(Information provided)
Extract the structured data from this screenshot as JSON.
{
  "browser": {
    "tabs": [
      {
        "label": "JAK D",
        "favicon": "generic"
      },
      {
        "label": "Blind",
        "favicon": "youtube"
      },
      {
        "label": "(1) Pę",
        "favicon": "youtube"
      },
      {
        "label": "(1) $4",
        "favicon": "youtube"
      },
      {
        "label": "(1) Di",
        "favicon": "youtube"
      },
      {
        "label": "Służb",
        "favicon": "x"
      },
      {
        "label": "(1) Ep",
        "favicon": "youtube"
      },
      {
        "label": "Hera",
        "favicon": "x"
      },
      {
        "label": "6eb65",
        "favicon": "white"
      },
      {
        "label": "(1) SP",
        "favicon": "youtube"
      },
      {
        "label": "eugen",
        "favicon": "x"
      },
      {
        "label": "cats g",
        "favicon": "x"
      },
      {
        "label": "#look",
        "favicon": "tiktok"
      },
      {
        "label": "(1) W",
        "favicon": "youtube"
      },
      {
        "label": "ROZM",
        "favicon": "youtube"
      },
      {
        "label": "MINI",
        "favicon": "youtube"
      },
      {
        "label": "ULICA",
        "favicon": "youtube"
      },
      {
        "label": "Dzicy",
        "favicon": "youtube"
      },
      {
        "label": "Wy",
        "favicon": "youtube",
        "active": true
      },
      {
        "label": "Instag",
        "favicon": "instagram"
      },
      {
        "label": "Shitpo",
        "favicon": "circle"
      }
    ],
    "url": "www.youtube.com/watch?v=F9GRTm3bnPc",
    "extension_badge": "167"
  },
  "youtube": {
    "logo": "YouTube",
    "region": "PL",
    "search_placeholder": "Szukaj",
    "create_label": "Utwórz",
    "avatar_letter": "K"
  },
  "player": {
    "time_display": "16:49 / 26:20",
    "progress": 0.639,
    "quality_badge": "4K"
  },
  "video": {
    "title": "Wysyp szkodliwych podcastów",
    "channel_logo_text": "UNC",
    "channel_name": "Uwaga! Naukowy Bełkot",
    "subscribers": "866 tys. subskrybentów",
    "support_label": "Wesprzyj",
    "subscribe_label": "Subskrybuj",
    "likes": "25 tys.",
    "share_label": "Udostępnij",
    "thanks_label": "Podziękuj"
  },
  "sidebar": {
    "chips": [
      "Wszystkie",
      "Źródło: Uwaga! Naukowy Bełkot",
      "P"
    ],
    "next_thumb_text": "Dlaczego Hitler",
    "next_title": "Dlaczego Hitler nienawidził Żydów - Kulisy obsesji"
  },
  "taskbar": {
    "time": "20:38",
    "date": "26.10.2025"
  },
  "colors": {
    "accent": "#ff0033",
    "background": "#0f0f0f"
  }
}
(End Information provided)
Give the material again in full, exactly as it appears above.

## Problem solution
Extract the structured data from this screenshot as JSON.
{
  "browser": {
    "tabs": [
      {
        "label": "JAK D",
        "favicon": "generic"
      },
      {
        "label": "Blind",
        "favicon": "youtube"
      },
      {
        "label": "(1) Pę",
        "favicon": "youtube"
      },
      {
        "label": "(1) $4",
        "favicon": "youtube"
      },
      {
        "label": "(1) Di",
        "favicon": "youtube"
      },
      {
        "label": "Służb",
        "favicon": "x"
      },
      {
        "label": "(1) Ep",
        "favicon": "youtube"
      },
      {
        "label": "Hera",
        "favicon": "x"
      },
      {
        "label": "6eb65",
        "favicon": "white"
      },
      {
        "label": "(1) SP",
        "favicon": "youtube"
      },
      {
        "label": "eugen",
        "favicon": "x"
      },
      {
        "label": "cats g",
        "favicon": "x"
      },
      {
        "label": "#look",
        "favicon": "tiktok"
      },
      {
        "label": "(1) W",
        "favicon": "youtube"
      },
      {
        "label": "ROZM",
        "favicon": "youtube"
      },
      {
        "label": "MINI",
        "favicon": "youtube"
      },
      {
        "label": "ULICA",
        "favicon": "youtube"
      },
      {
        "label": "Dzicy",
        "favicon": "youtube"
      },
      {
        "label": "Wy",
        "favicon": "youtube",
        "active": true
      },
      {
        "label": "Instag",
        "favicon": "instagram"
      },
      {
        "label": "Shitpo",
        "favicon": "circle"
      }
    ],
    "url": "www.youtube.com/watch?v=F9GRTm3bnPc",
    "extension_badge": "167"
  },
  "youtube": {
    "logo": "YouTube",
    "region": "PL",
    "search_placeholder": "Szukaj",
    "create_label": "Utwórz",
    "avatar_letter": "K"
  },
  "player": {
    "time_display": "16:49 / 26:20",
    "progress": 0.639,
    "quality_badge": "4K"
  },
  "video": {
    "title": "Wysyp szkodliwych podcastów",
    "channel_logo_text": "UNC",
    "channel_name": "Uwaga! Naukowy Bełkot",
    "subscribers": "866 tys. subskrybentów",
    "support_label": "Wesprzyj",
    "subscribe_label": "Subskrybuj",
    "likes": "25 tys.",
    "share_label": "Udostępnij",
    "thanks_label": "Podziękuj"
  },
  "sidebar": {
    "chips": [
      "Wszystkie",
      "Źródło: Uwaga! Naukowy Bełkot",
      "P"
    ],
    "next_thumb_text": "Dlaczego Hitler",
    "next_title": "Dlaczego Hitler nienawidził Żydów - Kulisy obsesji"
  },
  "taskbar": {
    "time": "20:38",
    "date": "26.10.2025"
  },
  "colors": {
    "accent": "#ff0033",
    "background": "#0f0f0f"
  }
}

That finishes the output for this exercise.